Saturday Dec 15th
Jamie had stayed overnight at his club after a party, so we had a late lunch together and then dealt with computer problems (aaaargh!! yes, still problems....yesterday's blog was written at Sutton Library!) and then, once we'd managed to get in contact with the Internet (HURRAH FOR WONDERFUL NEPHEW!!!!!) we found out that the new film "The Nativity" was playing at just one cinema in London at 6.30pm so we hurried there by Tube.
It's good. At first I was a bit put off because there are a lot of Middle East scenes with people talking in accented English and wearing homepsun and grinding corn and things, which makes the whole unfolding story seem very far-away-and-long ago. But the actual Nativity itself - Star, baby, Wise Men, angel appearing to shepherds, beam of light over mucky stable - was suddenly powerful and one thought "Golly, it really did happen. God was born as a baby. One of us. Gosh."
We thought St Joseph was much too young - I am sure his relationship with Mary was sort of patriarchal, whereas here he was something between a brother and a terribly decent fiance - but I liked the Wise Men, and Herod was suitably horrible and plausibly so.
Afterwards we went to have something to eat - the scene where Herod gives the Wise Men a meal had made me terribly hungry - so in lieu of something Middle Eastern we popped into a Greek restuarant very near the cinema and had a tasty meal with some exceptionally nice feta cheese. J said the waitress sounded Polish and I agreed she had that sense of innate dignity that so many Poles have and which most modern Bris absolutely seem to lack. Afterwards we went to Notting Hill Tube station and there I suddenly realised I had left my specs at the restaurant - went back, and the nice waitress had them waiting for me. I said thank-you in Polish, and Jamie's hunch was right - she was Polish. Most satistfying.

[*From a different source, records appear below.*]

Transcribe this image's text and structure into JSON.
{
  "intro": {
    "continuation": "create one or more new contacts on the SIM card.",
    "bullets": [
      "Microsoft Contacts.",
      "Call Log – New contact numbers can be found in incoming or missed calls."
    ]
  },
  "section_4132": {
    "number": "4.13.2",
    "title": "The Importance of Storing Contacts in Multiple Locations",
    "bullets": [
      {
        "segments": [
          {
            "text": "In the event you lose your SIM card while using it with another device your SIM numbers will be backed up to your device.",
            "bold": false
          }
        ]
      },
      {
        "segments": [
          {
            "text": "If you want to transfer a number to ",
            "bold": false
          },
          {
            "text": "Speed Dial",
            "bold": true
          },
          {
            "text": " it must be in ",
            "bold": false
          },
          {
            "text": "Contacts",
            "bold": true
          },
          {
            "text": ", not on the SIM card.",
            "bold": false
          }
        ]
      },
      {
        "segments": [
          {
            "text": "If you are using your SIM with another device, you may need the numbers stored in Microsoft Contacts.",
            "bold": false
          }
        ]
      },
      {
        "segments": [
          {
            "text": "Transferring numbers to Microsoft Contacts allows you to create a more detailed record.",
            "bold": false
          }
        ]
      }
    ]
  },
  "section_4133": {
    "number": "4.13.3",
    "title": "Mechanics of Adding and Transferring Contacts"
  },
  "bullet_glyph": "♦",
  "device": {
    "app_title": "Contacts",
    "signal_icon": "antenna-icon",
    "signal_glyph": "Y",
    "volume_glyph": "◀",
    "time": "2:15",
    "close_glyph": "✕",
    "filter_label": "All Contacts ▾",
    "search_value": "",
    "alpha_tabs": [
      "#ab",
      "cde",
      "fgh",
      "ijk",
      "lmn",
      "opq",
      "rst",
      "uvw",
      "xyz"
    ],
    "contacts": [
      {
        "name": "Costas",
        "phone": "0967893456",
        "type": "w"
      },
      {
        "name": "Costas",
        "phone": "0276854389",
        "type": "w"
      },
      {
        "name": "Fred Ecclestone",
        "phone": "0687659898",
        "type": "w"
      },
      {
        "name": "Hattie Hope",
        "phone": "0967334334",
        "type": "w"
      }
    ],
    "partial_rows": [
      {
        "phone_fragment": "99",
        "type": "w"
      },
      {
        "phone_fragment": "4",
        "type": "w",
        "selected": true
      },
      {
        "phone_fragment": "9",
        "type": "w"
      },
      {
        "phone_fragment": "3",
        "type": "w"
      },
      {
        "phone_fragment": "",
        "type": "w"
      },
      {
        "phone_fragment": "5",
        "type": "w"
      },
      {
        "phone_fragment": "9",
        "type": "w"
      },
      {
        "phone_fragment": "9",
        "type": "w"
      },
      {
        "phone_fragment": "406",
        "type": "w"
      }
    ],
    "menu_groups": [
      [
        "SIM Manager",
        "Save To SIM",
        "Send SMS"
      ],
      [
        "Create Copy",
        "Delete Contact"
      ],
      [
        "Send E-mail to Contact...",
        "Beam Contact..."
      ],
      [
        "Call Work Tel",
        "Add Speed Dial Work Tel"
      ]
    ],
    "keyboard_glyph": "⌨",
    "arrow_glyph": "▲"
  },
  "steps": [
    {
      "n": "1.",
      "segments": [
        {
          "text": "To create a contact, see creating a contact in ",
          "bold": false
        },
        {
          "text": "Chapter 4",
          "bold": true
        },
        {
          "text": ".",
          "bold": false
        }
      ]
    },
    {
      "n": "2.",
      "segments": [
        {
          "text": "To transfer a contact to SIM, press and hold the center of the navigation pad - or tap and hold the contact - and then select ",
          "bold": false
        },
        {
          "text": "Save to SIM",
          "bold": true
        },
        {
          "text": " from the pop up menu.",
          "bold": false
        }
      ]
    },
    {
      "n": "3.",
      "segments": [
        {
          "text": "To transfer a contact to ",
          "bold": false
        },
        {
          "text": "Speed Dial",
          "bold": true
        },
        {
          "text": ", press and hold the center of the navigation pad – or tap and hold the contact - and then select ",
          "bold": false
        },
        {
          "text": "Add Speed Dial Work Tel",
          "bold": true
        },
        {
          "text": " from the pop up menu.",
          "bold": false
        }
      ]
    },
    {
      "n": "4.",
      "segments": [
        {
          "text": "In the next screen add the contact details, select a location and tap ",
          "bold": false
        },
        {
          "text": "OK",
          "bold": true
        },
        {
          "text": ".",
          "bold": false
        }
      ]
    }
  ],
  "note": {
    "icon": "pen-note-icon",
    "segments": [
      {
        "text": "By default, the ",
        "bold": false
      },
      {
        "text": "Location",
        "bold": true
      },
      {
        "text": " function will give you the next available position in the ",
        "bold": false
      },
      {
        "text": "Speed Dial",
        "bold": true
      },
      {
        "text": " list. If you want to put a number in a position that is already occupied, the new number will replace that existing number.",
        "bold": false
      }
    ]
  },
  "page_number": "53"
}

Jamie says that some people claim - and people have claimed over hundreds of years, so it's worth taking seriously - that Our Lady didn't suffer the normal pains of childbirth. But in this film she does. We discussed. Surely she must have suffered pain, since Our Lord did on Calvary? And we know she suffered with him there, and stood at the foot of the Cross.....
I added that women down the centuries have taken comfort from the thought that Mary endured the same pains of childbirth that they had to endure, but J. said that wasn't neccessarily evidence.
A more complicated point, but to me a relevant one, is that one couldn't specifically eliminate childbirth pain without eliminating other pains, too - I mean, if Mary had, say, jabbed her hand accidentally on rock in the cave, would she have felt pain? Of course. Tiredness on the long journey? Naturally. Exacerbated by being with child? Of course. But then that latter part is all part of the childbirth experience - when could you say that discomfort ends and pain begins, and why would one be seen as part of Mary's ordeal but not the other?
And if the birth wasn't a normal one, but just a sort of sudden miraculous arrival with no normal birth procedure, why does the Gospel go into such specific detail about all the other homely bits - Joseph's worry about Mary's reputation, the practical arrangements such as bringing the swaddling-cloths and using the manger as a cradle? At which point does all the normal sense of a truthful account - which is partly what makes the Gospel so compellingly convincing - disappear? If the Son of God was not born of a woman in the normal way, but just arrived suddenly and painlessly into her arms, surely the Gospel would say so?
Anyway, this took us into v. deep discussion and we wanted to continue it on the Tube but didn't because of people listening, so I just went on thinking about Christmas and God coming into human history. At the cinema, a couple of nice (black, and I am sure Christian) girls said "Makes Christmas seem, like, real, doesn't it?" Yes.